April 11, 2018
This is the seventh in a series that captures leading marketing executive ideas on how marketing automation can be a game changer in customer engagement and campaign effectiveness through a series of real-world use cases.
Throughout this series, we’ve discussed some of the more compelling benefits that marketing automation offers companies in creating richer and more relevant customer experiences. However, there’s one important thing that marketing automation doesn’t automatically give you: a better database. In the area of data quality, the classic formula applies: junk in = junk out. If you put bad data in, nothing but bad data comes out. In fact, automating your marketing campaigns can make a data quality crisis worse because the volume and frequency of data you generate increases with automation.
So, while implementing marketing automation may not be a magic wand for transforming the quality of existing bad data, it can be the catalyst for a long overdue data cleansing effort targeting your entire database.
Also, to take full advantage of marketing automation’s capabilities, you’ll want to establish the processes that will keep your database clean after the implementation. The good news: marketing automation can definitely help with that effort. Because your marketing automation solution will power the forms on your website and the ongoing data collection from your campaigns, you can ensure that the fields and pick lists are established with the standards you want to enforce in all future efforts.
The work you put in to ensure data quality does more than make your team more efficient — it also improves the customer experience. Returning visitors to your website appreciate that your forms can auto-populate with their information and they don’t have to fill out a new form every time they visit or want to download premium content. You can also take advantage of progressive profiling — a robust capability that allows you to move beyond basic information collection and ask questions that better qualify your prospects with each visit.
Most contact data has a “use by” date. One way that marketing automation can help you keep your database fresh is by helping you know when leads go stale and when you should stop engaging with them. At that point, you can remove them from the system. Some engagement platforms will charge you by database size, so the ongoing process of weeding out stale leads helps you keep costs low and improves response rates because you’re not targeting leads who aren’t active in the buying cycle or who simply aren’t interested.
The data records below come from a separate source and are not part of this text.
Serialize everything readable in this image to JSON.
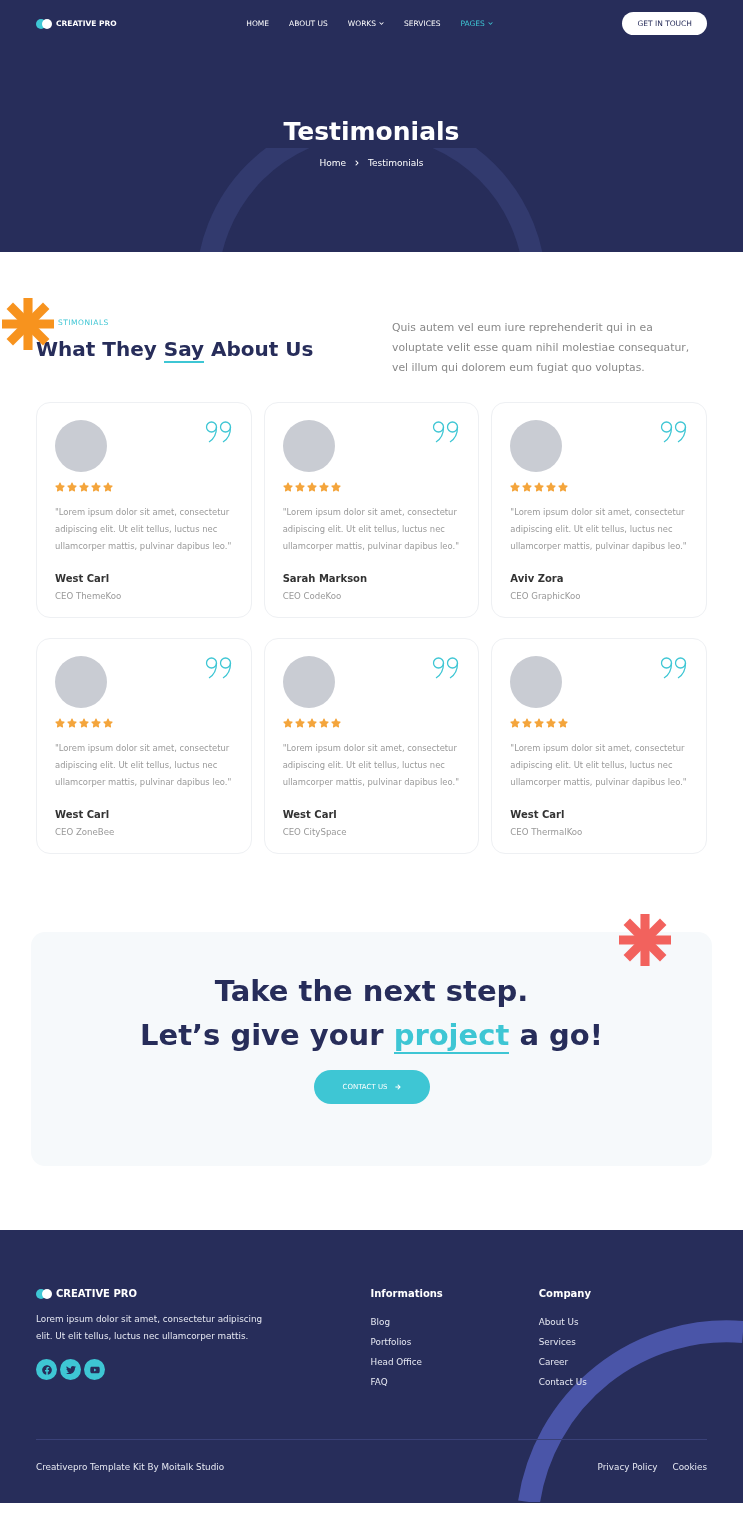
{
  "header": {
    "logo": "CREATIVE PRO",
    "nav": [
      {
        "label": "HOME",
        "selected": false,
        "dropdown": false
      },
      {
        "label": "ABOUT US",
        "selected": false,
        "dropdown": false
      },
      {
        "label": "WORKS",
        "selected": false,
        "dropdown": true
      },
      {
        "label": "SERVICES",
        "selected": false,
        "dropdown": false
      },
      {
        "label": "PAGES",
        "selected": true,
        "dropdown": true
      }
    ],
    "cta": "GET IN TOUCH"
  },
  "hero": {
    "title": "Testimonials",
    "breadcrumb": [
      "Home",
      "Testimonials"
    ]
  },
  "intro": {
    "eyebrow": "STIMONIALS",
    "heading_before": "What They ",
    "heading_highlight": "Say",
    "heading_after": " About Us",
    "text": "Quis autem vel eum iure reprehenderit qui in ea voluptate velit esse quam nihil molestiae consequatur, vel illum qui dolorem eum fugiat quo voluptas."
  },
  "testimonials": [
    {
      "stars": 5,
      "quote": "\"Lorem ipsum dolor sit amet, consectetur adipiscing elit. Ut elit tellus, luctus nec ullamcorper mattis, pulvinar dapibus leo.\"",
      "name": "West Carl",
      "role": "CEO ThemeKoo"
    },
    {
      "stars": 5,
      "quote": "\"Lorem ipsum dolor sit amet, consectetur adipiscing elit. Ut elit tellus, luctus nec ullamcorper mattis, pulvinar dapibus leo.\"",
      "name": "Sarah Markson",
      "role": "CEO CodeKoo"
    },
    {
      "stars": 5,
      "quote": "\"Lorem ipsum dolor sit amet, consectetur adipiscing elit. Ut elit tellus, luctus nec ullamcorper mattis, pulvinar dapibus leo.\"",
      "name": "Aviv Zora",
      "role": "CEO GraphicKoo"
    },
    {
      "stars": 5,
      "quote": "\"Lorem ipsum dolor sit amet, consectetur adipiscing elit. Ut elit tellus, luctus nec ullamcorper mattis, pulvinar dapibus leo.\"",
      "name": "West Carl",
      "role": "CEO ZoneBee"
    },
    {
      "stars": 5,
      "quote": "\"Lorem ipsum dolor sit amet, consectetur adipiscing elit. Ut elit tellus, luctus nec ullamcorper mattis, pulvinar dapibus leo.\"",
      "name": "West Carl",
      "role": "CEO CitySpace"
    },
    {
      "stars": 5,
      "quote": "\"Lorem ipsum dolor sit amet, consectetur adipiscing elit. Ut elit tellus, luctus nec ullamcorper mattis, pulvinar dapibus leo.\"",
      "name": "West Carl",
      "role": "CEO ThermalKoo"
    }
  ],
  "cta_section": {
    "line1": "Take the next step.",
    "line2_before": "Let’s give your ",
    "line2_highlight": "project",
    "line2_after": " a go!",
    "button": "CONTACT US"
  },
  "footer": {
    "logo": "CREATIVE PRO",
    "text": "Lorem ipsum dolor sit amet, consectetur adipiscing elit. Ut elit tellus, luctus nec ullamcorper mattis.",
    "social": [
      {
        "kind": "facebook"
      },
      {
        "kind": "twitter"
      },
      {
        "kind": "youtube"
      }
    ],
    "columns": [
      {
        "title": "Informations",
        "links": [
          "Blog",
          "Portfolios",
          "Head Office",
          "FAQ"
        ]
      },
      {
        "title": "Company",
        "links": [
          "About Us",
          "Services",
          "Career",
          "Contact Us"
        ]
      }
    ],
    "copyright": "Creativepro Template Kit By Moitalk Studio",
    "legal": [
      "Privacy Policy",
      "Cookies"
    ]
  }
}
Finally, one of the often-overlooked advantages of most of the marketing automation platforms is that they offer a powerful workflow engine. Beyond lead scoring and campaign management, you can use that workflow engine to establish a data washing workflow to automate and streamline the best practices outlined above. Systematizing these best practices can make a big difference. For example, it can help you standardize lead data consistency in areas such as job level, function, and role, which gives you the segmentation capabilities that add nuance to your campaign strategy.
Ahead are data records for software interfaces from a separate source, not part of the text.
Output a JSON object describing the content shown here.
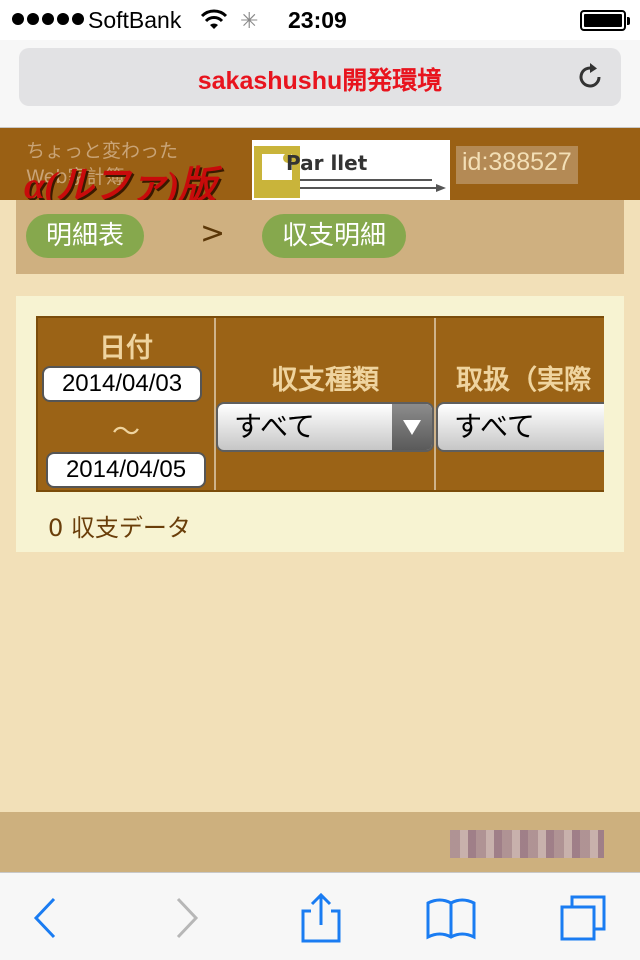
{
  "status_bar": {
    "carrier": "SoftBank",
    "time": "23:09",
    "icons": [
      "signal-icon",
      "wifi-icon",
      "activity-spinner-icon",
      "battery-icon"
    ]
  },
  "url_bar": {
    "title": "sakashushu開発環境",
    "reload_icon": "reload-icon"
  },
  "site_header": {
    "tagline": "ちょっと変わった\nWeb家計簿",
    "logo_text": "α(ルファ)版",
    "partner_logo_text": "Par llet",
    "user_id": "id:388527"
  },
  "breadcrumb": {
    "items": [
      {
        "label": "明細表"
      },
      {
        "label": "収支明細"
      }
    ],
    "separator": ">"
  },
  "filters": {
    "date": {
      "header": "日付",
      "from": "2014/04/03",
      "tilde": "～",
      "to": "2014/04/05"
    },
    "kind": {
      "header": "収支種類",
      "selected": "すべて"
    },
    "handling": {
      "header": "取扱（実際",
      "selected": "すべて"
    }
  },
  "result_count": "0 収支データ",
  "colors": {
    "url_title": "#e8141e",
    "header_bg": "#9a6014",
    "pill_bg": "#86a84d",
    "page_bg": "#f2e0b8"
  },
  "toolbar": {
    "icons": [
      "back-icon",
      "forward-icon",
      "share-icon",
      "bookmarks-icon",
      "tabs-icon"
    ]
  }
}
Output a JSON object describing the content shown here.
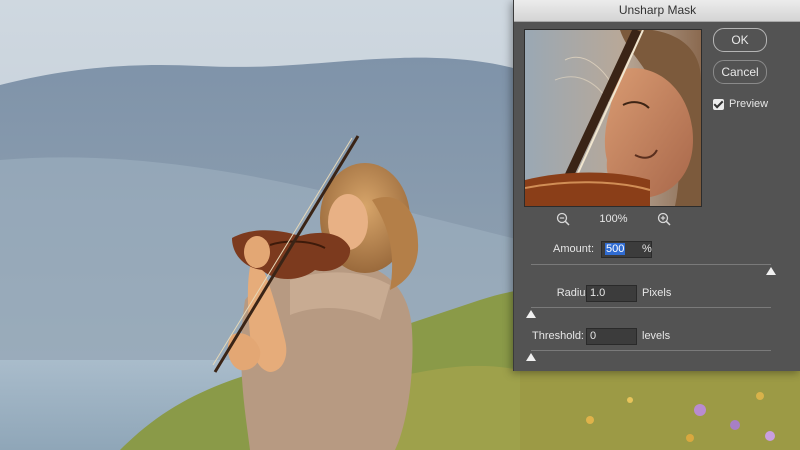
{
  "dialog": {
    "title": "Unsharp Mask",
    "ok_label": "OK",
    "cancel_label": "Cancel",
    "preview_label": "Preview",
    "preview_checked": true,
    "zoom_level": "100%",
    "amount": {
      "label": "Amount:",
      "value": "500",
      "unit": "%",
      "slider_fraction": 1.0
    },
    "radius": {
      "label": "Radius:",
      "value": "1.0",
      "unit": "Pixels",
      "slider_fraction": 0.0
    },
    "threshold": {
      "label": "Threshold:",
      "value": "0",
      "unit": "levels",
      "slider_fraction": 0.0
    }
  },
  "icons": {
    "zoom_out": "zoom-out-icon",
    "zoom_in": "zoom-in-icon",
    "checkbox": "checkmark-icon"
  },
  "colors": {
    "dialog_bg": "#535353",
    "input_bg": "#3c3c3c",
    "selection": "#2f6bd1"
  }
}
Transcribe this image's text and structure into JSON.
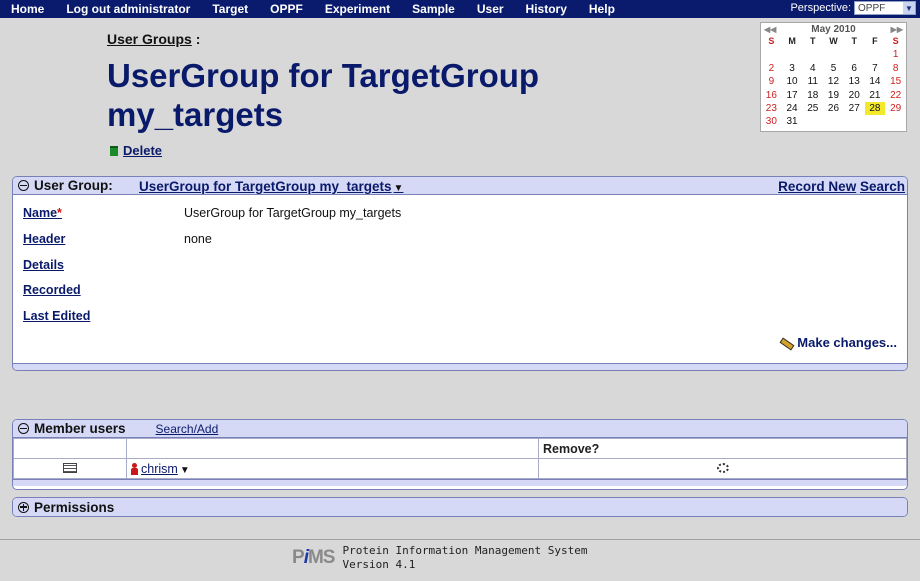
{
  "nav": {
    "items": [
      "Home",
      "Log out administrator",
      "Target",
      "OPPF",
      "Experiment",
      "Sample",
      "User",
      "History",
      "Help"
    ],
    "perspective_label": "Perspective:",
    "perspective_value": "OPPF"
  },
  "header": {
    "breadcrumb": "User Groups",
    "breadcrumb_suffix": " :",
    "title": "UserGroup for TargetGroup my_targets",
    "delete_label": "Delete"
  },
  "calendar": {
    "month_label": "May 2010",
    "days_of_week": [
      "S",
      "M",
      "T",
      "W",
      "T",
      "F",
      "S"
    ],
    "weeks": [
      [
        "",
        "",
        "",
        "",
        "",
        "",
        "1"
      ],
      [
        "2",
        "3",
        "4",
        "5",
        "6",
        "7",
        "8"
      ],
      [
        "9",
        "10",
        "11",
        "12",
        "13",
        "14",
        "15"
      ],
      [
        "16",
        "17",
        "18",
        "19",
        "20",
        "21",
        "22"
      ],
      [
        "23",
        "24",
        "25",
        "26",
        "27",
        "28",
        "29"
      ],
      [
        "30",
        "31",
        "",
        "",
        "",
        "",
        ""
      ]
    ],
    "today": "28"
  },
  "user_group_panel": {
    "label": "User Group:",
    "name": "UserGroup for TargetGroup my_targets",
    "record_new": "Record New",
    "search": "Search",
    "fields": [
      {
        "label": "Name",
        "required": "*",
        "value": "UserGroup for TargetGroup my_targets"
      },
      {
        "label": "Header",
        "required": "",
        "value": "none"
      },
      {
        "label": "Details",
        "required": "",
        "value": ""
      },
      {
        "label": "Recorded",
        "required": "",
        "value": ""
      },
      {
        "label": "Last Edited",
        "required": "",
        "value": ""
      }
    ],
    "make_changes": "Make changes..."
  },
  "member_users_panel": {
    "label": "Member users",
    "search_add": "Search/Add",
    "remove_header": "Remove?",
    "rows": [
      {
        "user": "chrism"
      }
    ]
  },
  "permissions_panel": {
    "label": "Permissions"
  },
  "footer": {
    "logo_p": "P",
    "logo_i": "i",
    "logo_ms": "MS",
    "line1": "Protein Information Management System",
    "line2": "Version 4.1"
  }
}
Watch for the next blog that will explore how you use marketing automation to grease the skids for the sales team.